Before I dive in, let me first point out two key words in the title of this post: "SOME TIPS". i.e. there's a WHOLE LOT more that goes into being a hypermobile person, or a person who is hyperflexible (different to hypermobile), and their personal practice of yoga.
For one thing, we're all different. Even if you and I have in common that we are both flimsy floppy people who have no trouble throwing our leg up over our heads, we still differ in many many ways.
So these are "some" (i.e. not comprehensive) "tips" (i.e. not rules, just suggestions).
K...now that's out of the way, I do think it's important to recognise if you yourself are a very flexible person (for whatever reason) who lacks strength, or if you're a yoga teacher who has a very flexible student without the strength to stabilise the joints.
Flexibility seems to be the most coveted result of yoga. It seems like everybody wants to be flexible, and if you're already flexible then you get praised for it. But too much of anything is not good!
I don't know what it feels like to be inflexible. I do know what it feels like to be weak though. To be able to contort my body around in all sorts of shapes but barely the strength to hold myself upright with proper posture. And that's fun when you're a kid in a gymnastics or dance class, or when you go to your first yoga class and people say to you afterwards "you're so good at yoga!" (whatever that means).
But lemma tell ya, just as being SO sculpted and muscular that you can't even move because you're so rigid isn't healthy (like a noodle of uncooked dry spaghetti), being so flexible that you have no stability also isn't healthy (like overcooked spaghetti).

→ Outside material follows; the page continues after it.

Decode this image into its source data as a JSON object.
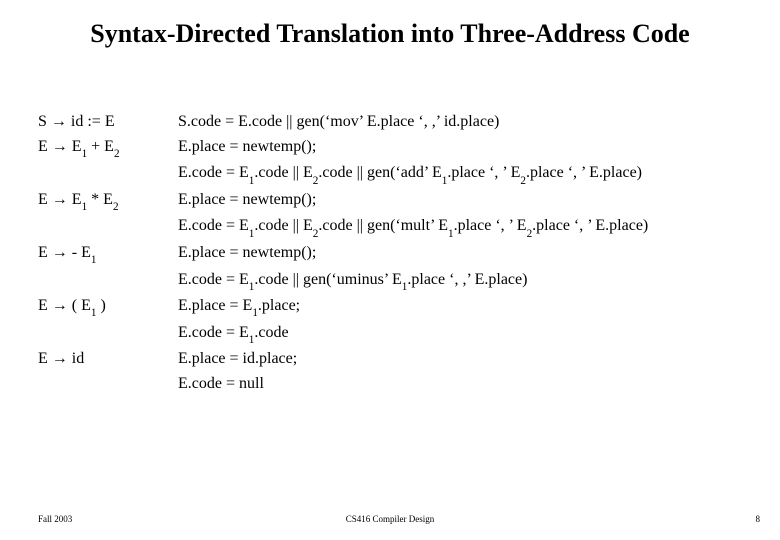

We gotta have a balance. Flexibility AND strength. (Al-dente spaghetti perhaps?)
But whatever the culinary comparison, it's due to a critical misunderstanding that so many super flexible people get praised for being "good at yoga"
TANGENT: being "good at yoga" is...what? What exactly? YOGA ISN'T ABOUT WHAT YOU CAN DO WITH YOUR BODY, OKAY? Yoga is a way to understand yourself so you can detach from your mind and body. It is chitta vritti nirodhah. That's why asana is only one part of yoga.
So, if you're somebody who can just sink deeper and deeper into a stretch but then you get up to walk out of the class and you feel like your legs are like over-cooked spaghetti, here are some tips to avoid that and make sure you build STRENGTH around your joints so you can still walk when you're old:
- never sink down and relax into a stretch (for example a low lunge/anjaneyasana) just letting gravity pull you further and further. It may even feel good, but tendons and ligaments (they live near the joints) shouldn’t be stretched
- protect your ligaments by moving into poses with muscle engagement. Most of the time you don't need to think about it because OF COURSE you're going to use your muscles in order to place yourself into a posture or position. But I’m talking about poses where you use hands to pull yourself (seated twists for example), or your use momentum to fling yourself (moving quickly through a transition without control), or perhaps where gravity pulls you (e.g. low lunge).
- when you move into an asana, move back out of it the SAME way you came into it, and do so with control. For example, if you can fold your back in half and drop into wheel, great. But can you come back up to standing? If not, only drop back as far as you're able to come back up again. Then you know you've got the strength to match the flexibility (sometimes even moreso, if you're fighting gravity. BOOM.)
- Move slowly. It takes more strength to move slowly when it comes to postural yoga
- to break bad habits, go just 50% into an asana and then take note of your core, back, glutes, quads, and check if they’re relaxed, and if you can engage them more. If so, engage them, and THEN move deeper
- take note of where you use your hands to pull yourself into postures (such as twists) and see how much you can do it hands-free
- do actual strength-based practice; if all you do is yin or restorative yoga, look for a power yoga or rocket class
Also, if you're a naturally flexible person or perhaps due to your background you just have very lengthened muscles but no strength, this doesn't necessarily mean you're going to be super flexible in ALL areas of the body.
By that I mean that if all your life one area has done all the bending, then you may well be tight (yes tight!) in other areas.
For example, a common area is the lower back doing all the bending and the hip flexors and thoracic spine becoming very immobile.
Take note as you move if one area of the body is doing all the bending.
Remember, the hardest work may well be for your ego.
And to finish off: some good news!
Being already flexible ISN'T A BAD THING. This is because you already have a wider range of motion in which to build strength. Whatever position you can already move into is one where you can build strength in! You don't lose have to flexibility by increasing strength. Use your stretchability!
You're basically a superhuman in training. Add strength to your flexibility and you will be AH-MAZED at what you can do.
Now go eat some spaghetti.